A video about Prince William’s recent conservation trip to Africa has been criticised for only including non-Africans’ perspectives on conservation and promoting a “white saviour” stereotype.
Dr. Mordecai Ogada, Kenyan ecologist & author of The Big Conservation Lie, said today:
“This is a diagram of the new British Colonial paradigm. The kingdom of “conservation”. This is the only arena where the heir to the Throne can go around touring the colonies, and telling his subjects how they should be taking care of their own resources.
“HRH Prince William should not pontificate to us about wildlife trade while the UK is the world’s number one trader in ivory. Kenya banned ivory trade a full forty years before the UK. The Duke is most welcome to come visit as a tourist, but he should kindly let us conserve what is ours in the way that suits us best.”
The video was released on Twitter on October 11, 2018 by Kensington Palace.
How did William got to be in charge of our African wildlife? All our conservancies should be left to locals who are original owners of the Lands to manage.
— John Kamau (@Johnn_Kamau) October 11, 2018
Only one black person is shown speaking to camera in the film.
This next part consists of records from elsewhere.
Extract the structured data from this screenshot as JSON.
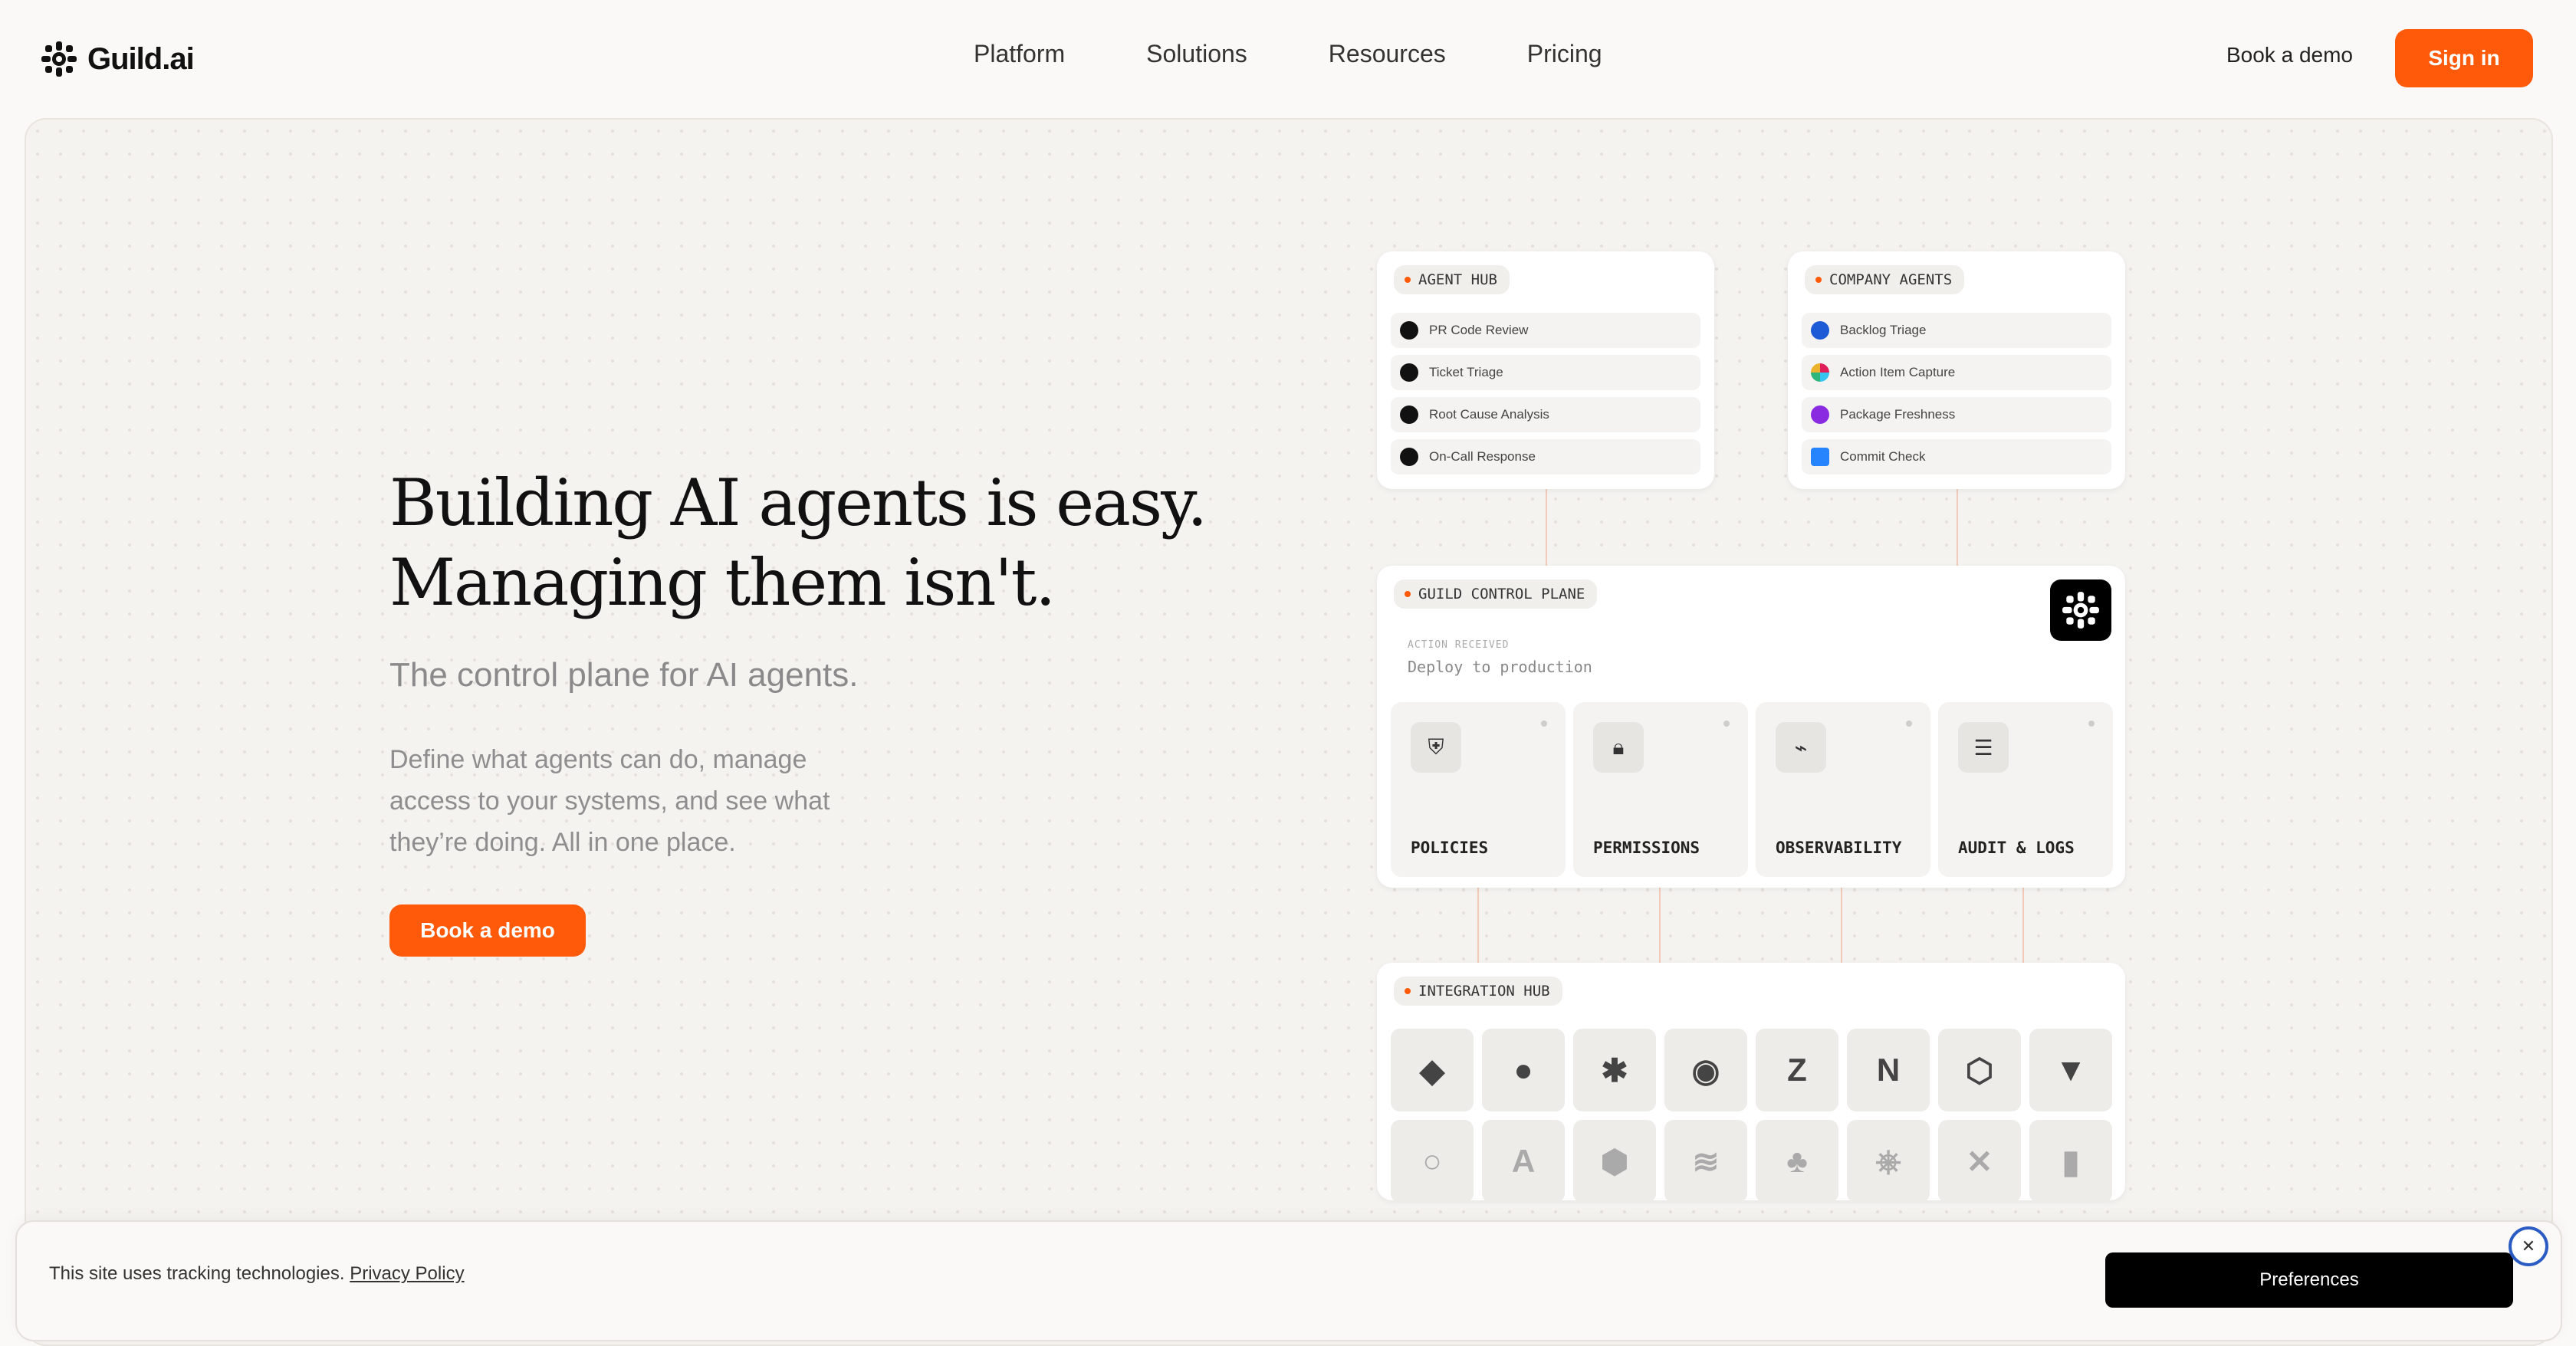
{
  "nav": {
    "logo_text": "Guild.ai",
    "menu": [
      "Platform",
      "Solutions",
      "Resources",
      "Pricing"
    ],
    "book_demo": "Book a demo",
    "sign_in": "Sign in"
  },
  "hero": {
    "headline_line1": "Building AI agents is easy.",
    "headline_line2": "Managing them isn't.",
    "subtitle": "The control plane for AI agents.",
    "description": "Define what agents can do, manage access to your systems, and see what they’re doing. All in one place.",
    "cta": "Book a demo"
  },
  "agent_hub": {
    "title": "AGENT HUB",
    "items": [
      "PR Code Review",
      "Ticket Triage",
      "Root Cause Analysis",
      "On-Call Response"
    ]
  },
  "company_agents": {
    "title": "COMPANY AGENTS",
    "items": [
      "Backlog Triage",
      "Action Item Capture",
      "Package Freshness",
      "Commit Check"
    ]
  },
  "control_plane": {
    "title": "GUILD CONTROL PLANE",
    "action_label": "ACTION RECEIVED",
    "action_value": "Deploy to production",
    "tiles": [
      "POLICIES",
      "PERMISSIONS",
      "OBSERVABILITY",
      "AUDIT & LOGS"
    ]
  },
  "integration_hub": {
    "title": "INTEGRATION HUB",
    "icons": [
      "jira-icon",
      "linear-icon",
      "slack-icon",
      "github-icon",
      "zendesk-icon",
      "notion-icon",
      "azure-devops-icon",
      "bitbucket-icon",
      "cypress-icon",
      "vercel-icon",
      "codepipeline-icon",
      "docker-icon",
      "figma-icon",
      "kubernetes-icon",
      "confluence-icon",
      "doc-icon"
    ]
  },
  "cookie": {
    "text": "This site uses tracking technologies.",
    "link": "Privacy Policy",
    "preferences": "Preferences"
  },
  "colors": {
    "accent": "#ff5a0a",
    "dark": "#000000"
  }
}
While all the other contributors share their expertise on conservation, her contribution in the video relates only to the Prince’s leadership abilities.
The people interviewed in the video are:
Charlie Mayhew, CEO of Tusk, who comments on tackling the illegal wildlife trade and later also on Tusk’s work in Africa.
Dr Naomi Doak, Head of Conservation Programmes at The Royal Foundation, who discusses engaging the private sector in conservation efforts and later on how important the Prince’s contribution is to the people he met on his visit.
Dr Antony Lynam, Regional Training Director at SMART for the Wildlife Conservation Society, who talks about the Prince’s support for the use of SMART technology for conservation.
Finally, Patricia Kayaga, the only black interviewee featured in the video, is a student at the College of African Wildlife Management, which the Prince visited on his tour.
Charles Nsonkali, a representative of a Baka indigenous community organization in Cameroon, earlier released an open letter to Prince William and Prince Harry which said: “Conservationists seem to think that outsiders are the only people who want to look after nature and can do it effectively but this makes no sense to me.”
Survival International has been highlighting the covert racism endemic in big conservation in an intensive social media campaign over several weeks in the run up to the Illegal Wildlife Trade Conference, taking place 11th-12th October in London. Its video comparing conservation to colonialism was released this week.
Survival International Director Stephen Corry said today:
“It’s hard to think of a more extreme example of the “white saviour” mentality than this video. It amounts to racist propaganda in its promotion of white people as the saviours of Africa. Non-Africans are presented in the film as the real experts on conservation, while the locals are not seen as having anything worthwhile to contribute other than their grateful thanks. The attitudes behind it are chronically outdated, and will destroy conservation if they don’t change; it is the local people who understand their environment and its wildlife better than anybody else and the conservation movement should not only listen to them, but take its lead from them.”